[Provided data — start]
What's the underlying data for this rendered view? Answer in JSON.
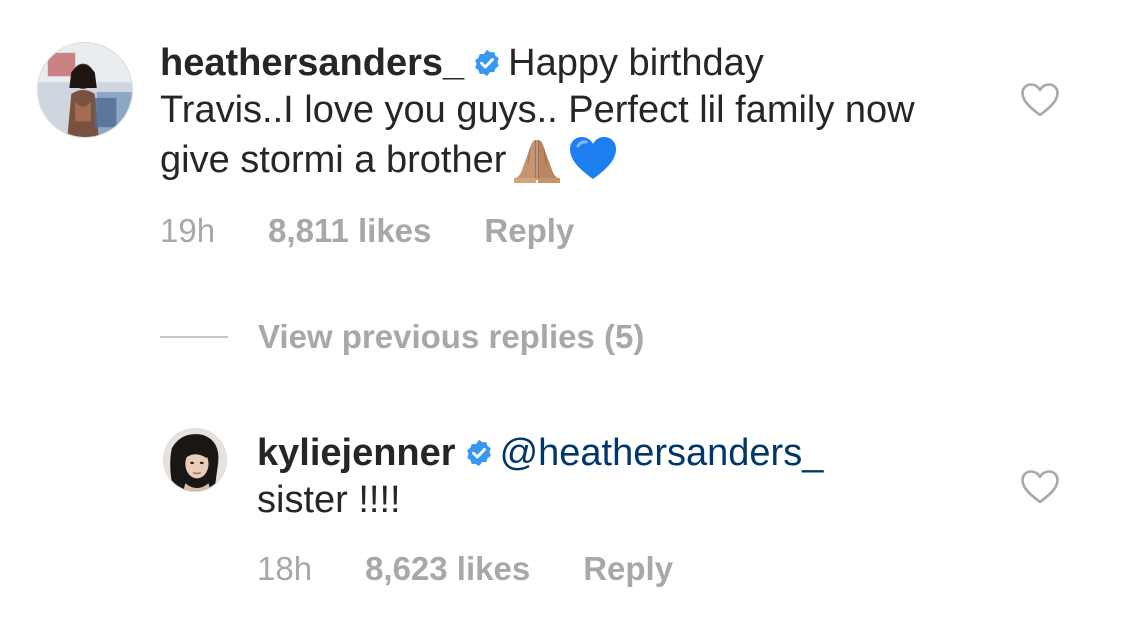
{
  "comment": {
    "username": "heathersanders_",
    "verified": true,
    "text_line1": "Happy birthday",
    "text_rest": "Travis..I love you guys.. Perfect lil family now give stormi a brother",
    "emojis": [
      "folded-hands-emoji",
      "blue-heart-emoji"
    ],
    "time": "19h",
    "likes": "8,811 likes",
    "reply_label": "Reply"
  },
  "view_previous_replies": "View previous replies (5)",
  "reply": {
    "username": "kyliejenner",
    "verified": true,
    "mention": "@heathersanders_",
    "text": "sister !!!!",
    "time": "18h",
    "likes": "8,623 likes",
    "reply_label": "Reply"
  },
  "colors": {
    "text": "#262626",
    "meta": "#a8a8a8",
    "mention": "#00376b",
    "verified_badge": "#3897f0"
  }
}
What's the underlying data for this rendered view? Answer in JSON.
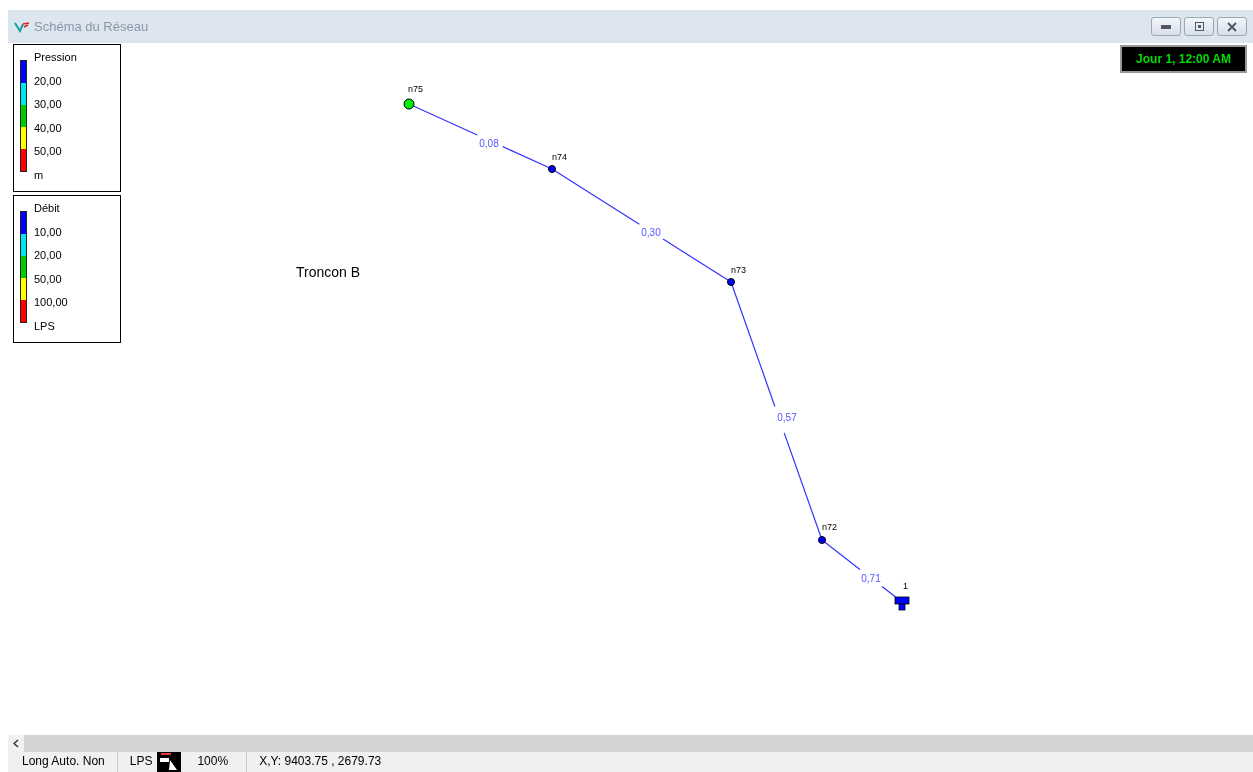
{
  "window": {
    "title": "Schéma du Réseau"
  },
  "legends": [
    {
      "title": "Pression",
      "thresholds": [
        "20,00",
        "30,00",
        "40,00",
        "50,00"
      ],
      "unit": "m",
      "bands": [
        {
          "color": "#0000ff"
        },
        {
          "color": "#00e5ee"
        },
        {
          "color": "#00cc00"
        },
        {
          "color": "#ffff00"
        },
        {
          "color": "#ff0000"
        }
      ]
    },
    {
      "title": "Débit",
      "thresholds": [
        "10,00",
        "20,00",
        "50,00",
        "100,00"
      ],
      "unit": "LPS",
      "bands": [
        {
          "color": "#0000ff"
        },
        {
          "color": "#00e5ee"
        },
        {
          "color": "#00cc00"
        },
        {
          "color": "#ffff00"
        },
        {
          "color": "#ff0000"
        }
      ]
    }
  ],
  "clock": "Jour 1, 12:00 AM",
  "map_label": "Troncon B",
  "nodes": [
    {
      "label": "n75",
      "kind": "junction",
      "color": "#00ee00"
    },
    {
      "label": "n74",
      "kind": "junction",
      "color": "#0000ff"
    },
    {
      "label": "n73",
      "kind": "junction",
      "color": "#0000ff"
    },
    {
      "label": "n72",
      "kind": "junction",
      "color": "#0000ff"
    },
    {
      "label": "1",
      "kind": "tank",
      "color": "#0000ff"
    }
  ],
  "pipes": [
    {
      "value": "0,08"
    },
    {
      "value": "0,30"
    },
    {
      "value": "0,57"
    },
    {
      "value": "0,71"
    }
  ],
  "status_bar": [
    "Long Auto. Non",
    "LPS",
    "100%",
    "X,Y: 9403.75 , 2679.73"
  ]
}
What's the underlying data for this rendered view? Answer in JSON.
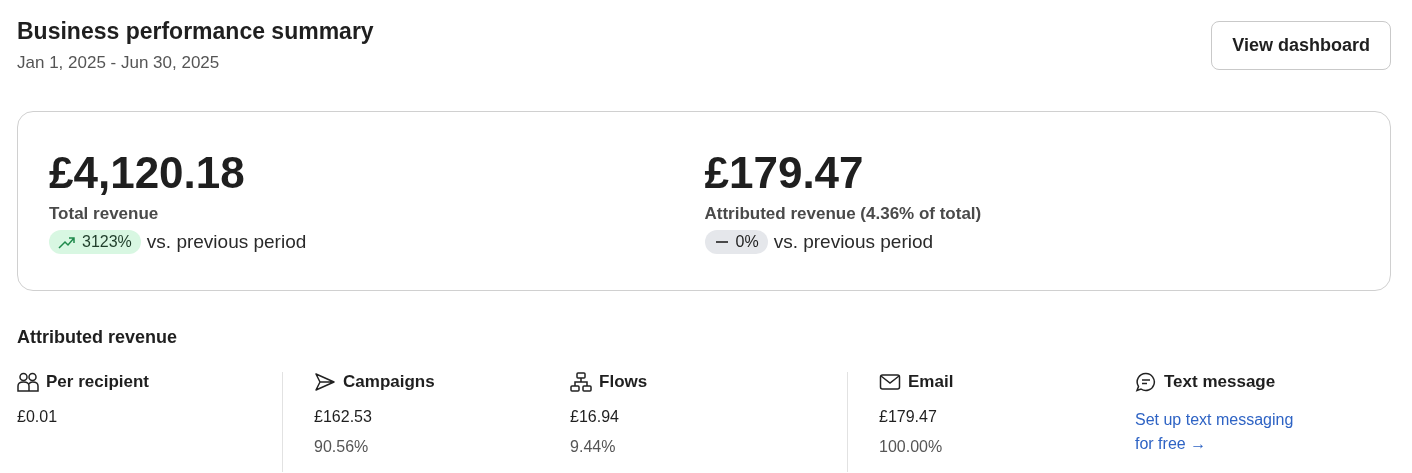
{
  "header": {
    "title": "Business performance summary",
    "date_range": "Jan 1, 2025 - Jun 30, 2025",
    "button": "View dashboard"
  },
  "summary": [
    {
      "amount": "£4,120.18",
      "label": "Total revenue",
      "kind": "up",
      "change": "3123%",
      "comparison": "vs. previous period"
    },
    {
      "amount": "£179.47",
      "label": "Attributed revenue (4.36% of total)",
      "kind": "flat",
      "change": "0%",
      "comparison": "vs. previous period"
    }
  ],
  "attributed_revenue": {
    "title": "Attributed revenue",
    "groups": [
      [
        {
          "kind": "metric",
          "name": "Per recipient",
          "value": "£0.01"
        }
      ],
      [
        {
          "kind": "metric",
          "name": "Campaigns",
          "value": "£162.53",
          "share": "90.56%"
        },
        {
          "kind": "metric",
          "name": "Flows",
          "value": "£16.94",
          "share": "9.44%"
        }
      ],
      [
        {
          "kind": "metric",
          "name": "Email",
          "value": "£179.47",
          "share": "100.00%"
        },
        {
          "kind": "link",
          "name": "Text message",
          "link": "Set up text messaging for free →"
        }
      ]
    ]
  }
}
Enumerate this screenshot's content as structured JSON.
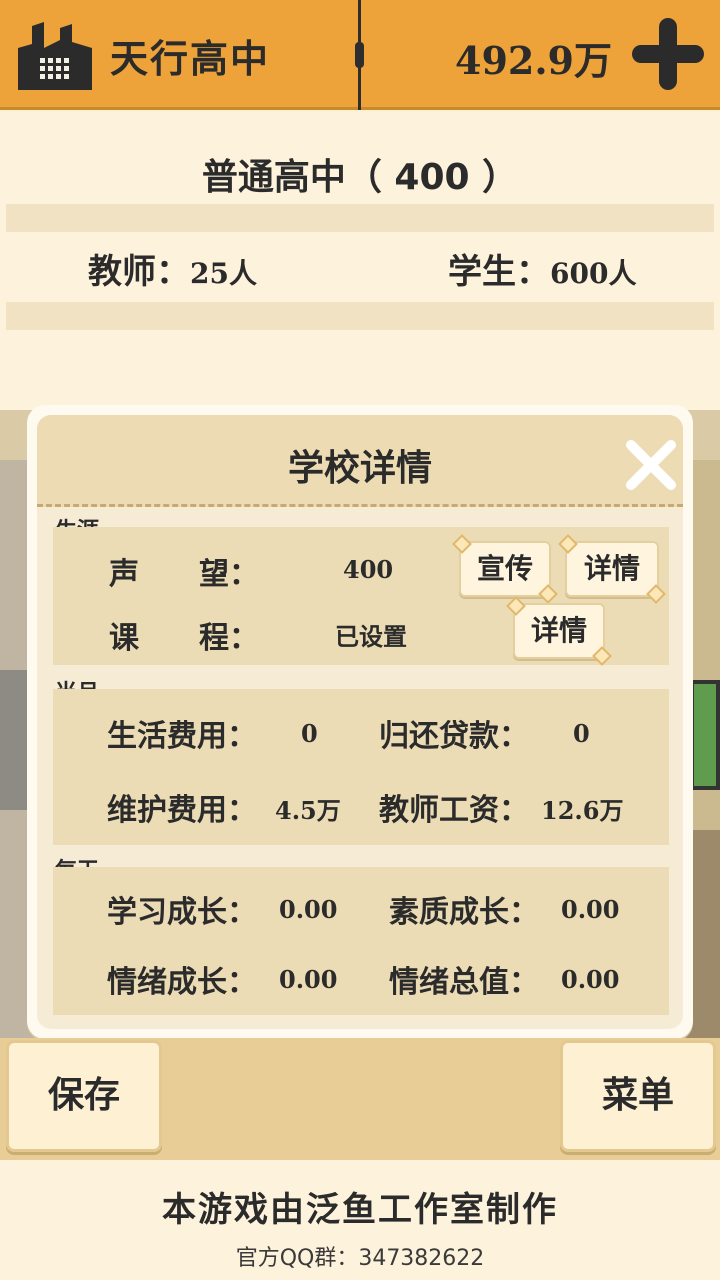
{
  "header": {
    "school_name": "天行高中",
    "money": "492.9万"
  },
  "info": {
    "school_type": "普通高中（ 400 ）",
    "teacher_label": "教师：",
    "teacher_value": "25人",
    "student_label": "学生：",
    "student_value": "600人"
  },
  "dialog": {
    "title": "学校详情",
    "career": {
      "label": "生涯",
      "reputation_label": "声　　望：",
      "reputation_value": "400",
      "promote_button": "宣传",
      "reputation_detail_button": "详情",
      "course_label": "课　　程：",
      "course_value": "已设置",
      "course_detail_button": "详情"
    },
    "monthly": {
      "label": "当月",
      "living_cost_label": "生活费用：",
      "living_cost_value": "0",
      "loan_label": "归还贷款：",
      "loan_value": "0",
      "maintenance_label": "维护费用：",
      "maintenance_value": "4.5万",
      "salary_label": "教师工资：",
      "salary_value": "12.6万"
    },
    "daily": {
      "label": "每天",
      "study_label": "学习成长：",
      "study_value": "0.00",
      "quality_label": "素质成长：",
      "quality_value": "0.00",
      "mood_growth_label": "情绪成长：",
      "mood_growth_value": "0.00",
      "mood_total_label": "情绪总值：",
      "mood_total_value": "0.00"
    }
  },
  "bottom": {
    "save_button": "保存",
    "menu_button": "菜单"
  },
  "footer": {
    "credit": "本游戏由泛鱼工作室制作",
    "qq": "官方QQ群：347382622"
  },
  "colors": {
    "topbar": "#eda23a",
    "panel": "#fdf3dc",
    "section": "#ecdcb5"
  }
}
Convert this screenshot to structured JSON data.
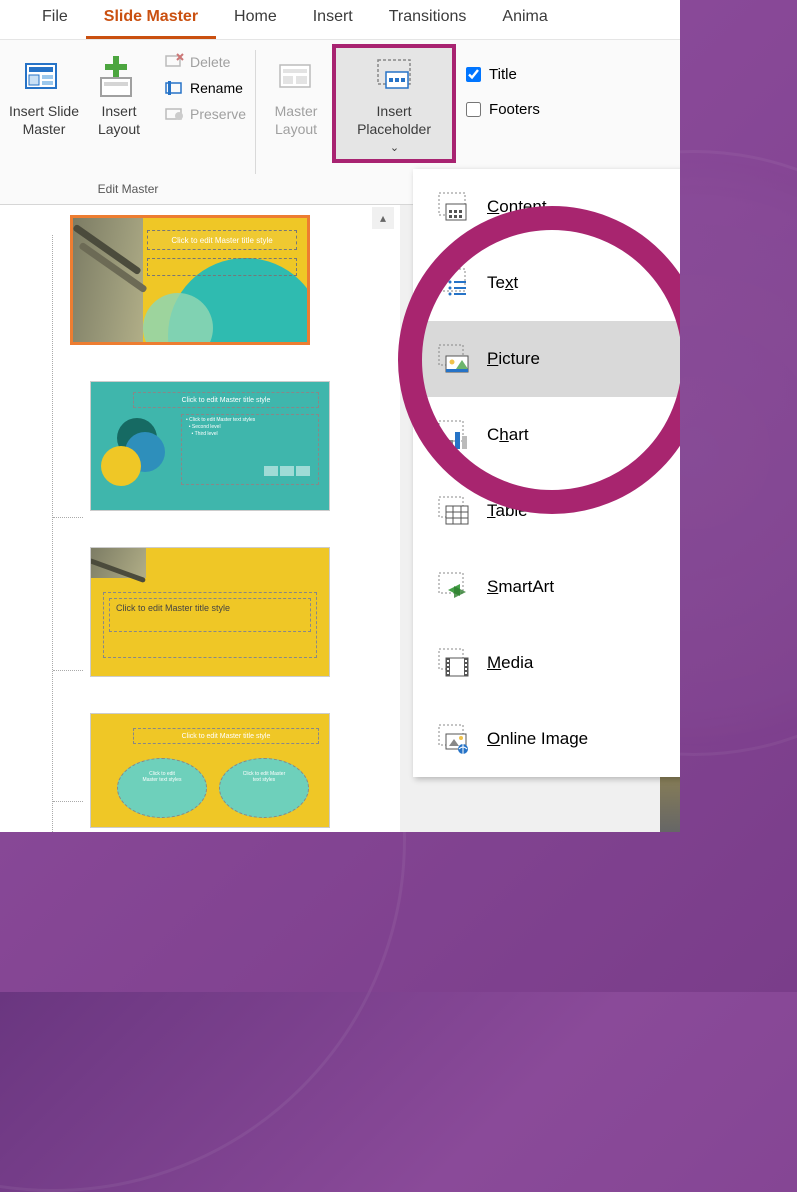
{
  "tabs": {
    "file": "File",
    "slideMaster": "Slide Master",
    "home": "Home",
    "insert": "Insert",
    "transitions": "Transitions",
    "animations": "Anima"
  },
  "ribbon": {
    "editMaster": {
      "insertSlideMaster_l1": "Insert Slide",
      "insertSlideMaster_l2": "Master",
      "insertLayout_l1": "Insert",
      "insertLayout_l2": "Layout",
      "delete": "Delete",
      "rename": "Rename",
      "preserve": "Preserve",
      "groupLabel": "Edit Master"
    },
    "masterLayout": {
      "masterLayout_l1": "Master",
      "masterLayout_l2": "Layout",
      "insertPlaceholder_l1": "Insert",
      "insertPlaceholder_l2": "Placeholder",
      "title": "Title",
      "footers": "Footers"
    }
  },
  "dropdown": {
    "content_u": "C",
    "content_r": "ontent",
    "text_pre": "Te",
    "text_u": "x",
    "text_post": "t",
    "picture_u": "P",
    "picture_r": "icture",
    "chart_pre": "C",
    "chart_u": "h",
    "chart_post": "art",
    "table_u": "T",
    "table_r": "able",
    "smartart_u": "S",
    "smartart_r": "martArt",
    "media_u": "M",
    "media_r": "edia",
    "online_u": "O",
    "online_r": "nline Image"
  },
  "thumbs": {
    "masterTitle": "Click to edit Master title style",
    "layoutTitle1": "Click to edit Master title style",
    "layoutTitle2": "Click to edit Master title style",
    "layoutTitle3": "Click to edit Master title style"
  },
  "colors": {
    "accent": "#CA5010",
    "highlight": "#a8256f"
  }
}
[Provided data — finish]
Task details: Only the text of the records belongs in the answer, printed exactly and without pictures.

Problem solution:
What's the underlying data for this rendered view? Answer in JSON.
{
  "comment": {
    "username": "heathersanders_",
    "verified": true,
    "text_line1": "Happy birthday",
    "text_rest": "Travis..I love you guys.. Perfect lil family now give stormi a brother",
    "emojis": [
      "folded-hands-emoji",
      "blue-heart-emoji"
    ],
    "time": "19h",
    "likes": "8,811 likes",
    "reply_label": "Reply"
  },
  "view_previous_replies": "View previous replies (5)",
  "reply": {
    "username": "kyliejenner",
    "verified": true,
    "mention": "@heathersanders_",
    "text": "sister !!!!",
    "time": "18h",
    "likes": "8,623 likes",
    "reply_label": "Reply"
  },
  "colors": {
    "text": "#262626",
    "meta": "#a8a8a8",
    "mention": "#00376b",
    "verified_badge": "#3897f0"
  }
}
What's the underlying data for this rendered view? Answer in JSON.
{
  "window": {
    "title": "Schéma du Réseau"
  },
  "legends": [
    {
      "title": "Pression",
      "thresholds": [
        "20,00",
        "30,00",
        "40,00",
        "50,00"
      ],
      "unit": "m",
      "bands": [
        {
          "color": "#0000ff"
        },
        {
          "color": "#00e5ee"
        },
        {
          "color": "#00cc00"
        },
        {
          "color": "#ffff00"
        },
        {
          "color": "#ff0000"
        }
      ]
    },
    {
      "title": "Débit",
      "thresholds": [
        "10,00",
        "20,00",
        "50,00",
        "100,00"
      ],
      "unit": "LPS",
      "bands": [
        {
          "color": "#0000ff"
        },
        {
          "color": "#00e5ee"
        },
        {
          "color": "#00cc00"
        },
        {
          "color": "#ffff00"
        },
        {
          "color": "#ff0000"
        }
      ]
    }
  ],
  "clock": "Jour 1, 12:00 AM",
  "map_label": "Troncon B",
  "nodes": [
    {
      "label": "n75",
      "kind": "junction",
      "color": "#00ee00"
    },
    {
      "label": "n74",
      "kind": "junction",
      "color": "#0000ff"
    },
    {
      "label": "n73",
      "kind": "junction",
      "color": "#0000ff"
    },
    {
      "label": "n72",
      "kind": "junction",
      "color": "#0000ff"
    },
    {
      "label": "1",
      "kind": "tank",
      "color": "#0000ff"
    }
  ],
  "pipes": [
    {
      "value": "0,08"
    },
    {
      "value": "0,30"
    },
    {
      "value": "0,57"
    },
    {
      "value": "0,71"
    }
  ],
  "status_bar": [
    "Long Auto. Non",
    "LPS",
    "100%",
    "X,Y: 9403.75 , 2679.73"
  ]
}
What's the underlying data for this rendered view? Answer in JSON.
{
  "header": {
    "title": "Business performance summary",
    "date_range": "Jan 1, 2025 - Jun 30, 2025",
    "button": "View dashboard"
  },
  "summary": [
    {
      "amount": "£4,120.18",
      "label": "Total revenue",
      "kind": "up",
      "change": "3123%",
      "comparison": "vs. previous period"
    },
    {
      "amount": "£179.47",
      "label": "Attributed revenue (4.36% of total)",
      "kind": "flat",
      "change": "0%",
      "comparison": "vs. previous period"
    }
  ],
  "attributed_revenue": {
    "title": "Attributed revenue",
    "groups": [
      [
        {
          "kind": "metric",
          "name": "Per recipient",
          "value": "£0.01"
        }
      ],
      [
        {
          "kind": "metric",
          "name": "Campaigns",
          "value": "£162.53",
          "share": "90.56%"
        },
        {
          "kind": "metric",
          "name": "Flows",
          "value": "£16.94",
          "share": "9.44%"
        }
      ],
      [
        {
          "kind": "metric",
          "name": "Email",
          "value": "£179.47",
          "share": "100.00%"
        },
        {
          "kind": "link",
          "name": "Text message",
          "link": "Set up text messaging for free →"
        }
      ]
    ]
  }
}
Enumerate this screenshot's content as structured JSON.
{
  "header": {
    "school_name": "天行高中",
    "money": "492.9万"
  },
  "info": {
    "school_type": "普通高中（ 400 ）",
    "teacher_label": "教师：",
    "teacher_value": "25人",
    "student_label": "学生：",
    "student_value": "600人"
  },
  "dialog": {
    "title": "学校详情",
    "career": {
      "label": "生涯",
      "reputation_label": "声　　望：",
      "reputation_value": "400",
      "promote_button": "宣传",
      "reputation_detail_button": "详情",
      "course_label": "课　　程：",
      "course_value": "已设置",
      "course_detail_button": "详情"
    },
    "monthly": {
      "label": "当月",
      "living_cost_label": "生活费用：",
      "living_cost_value": "0",
      "loan_label": "归还贷款：",
      "loan_value": "0",
      "maintenance_label": "维护费用：",
      "maintenance_value": "4.5万",
      "salary_label": "教师工资：",
      "salary_value": "12.6万"
    },
    "daily": {
      "label": "每天",
      "study_label": "学习成长：",
      "study_value": "0.00",
      "quality_label": "素质成长：",
      "quality_value": "0.00",
      "mood_growth_label": "情绪成长：",
      "mood_growth_value": "0.00",
      "mood_total_label": "情绪总值：",
      "mood_total_value": "0.00"
    }
  },
  "bottom": {
    "save_button": "保存",
    "menu_button": "菜单"
  },
  "footer": {
    "credit": "本游戏由泛鱼工作室制作",
    "qq": "官方QQ群：347382622"
  },
  "colors": {
    "topbar": "#eda23a",
    "panel": "#fdf3dc",
    "section": "#ecdcb5"
  }
}
Convert this screenshot to structured JSON data.
{
  "tabs": {
    "file": "File",
    "slideMaster": "Slide Master",
    "home": "Home",
    "insert": "Insert",
    "transitions": "Transitions",
    "animations": "Anima"
  },
  "ribbon": {
    "editMaster": {
      "insertSlideMaster_l1": "Insert Slide",
      "insertSlideMaster_l2": "Master",
      "insertLayout_l1": "Insert",
      "insertLayout_l2": "Layout",
      "delete": "Delete",
      "rename": "Rename",
      "preserve": "Preserve",
      "groupLabel": "Edit Master"
    },
    "masterLayout": {
      "masterLayout_l1": "Master",
      "masterLayout_l2": "Layout",
      "insertPlaceholder_l1": "Insert",
      "insertPlaceholder_l2": "Placeholder",
      "title": "Title",
      "footers": "Footers"
    }
  },
  "dropdown": {
    "content_u": "C",
    "content_r": "ontent",
    "text_pre": "Te",
    "text_u": "x",
    "text_post": "t",
    "picture_u": "P",
    "picture_r": "icture",
    "chart_pre": "C",
    "chart_u": "h",
    "chart_post": "art",
    "table_u": "T",
    "table_r": "able",
    "smartart_u": "S",
    "smartart_r": "martArt",
    "media_u": "M",
    "media_r": "edia",
    "online_u": "O",
    "online_r": "nline Image"
  },
  "thumbs": {
    "masterTitle": "Click to edit Master title style",
    "layoutTitle1": "Click to edit Master title style",
    "layoutTitle2": "Click to edit Master title style",
    "layoutTitle3": "Click to edit Master title style"
  },
  "colors": {
    "accent": "#CA5010",
    "highlight": "#a8256f"
  }
}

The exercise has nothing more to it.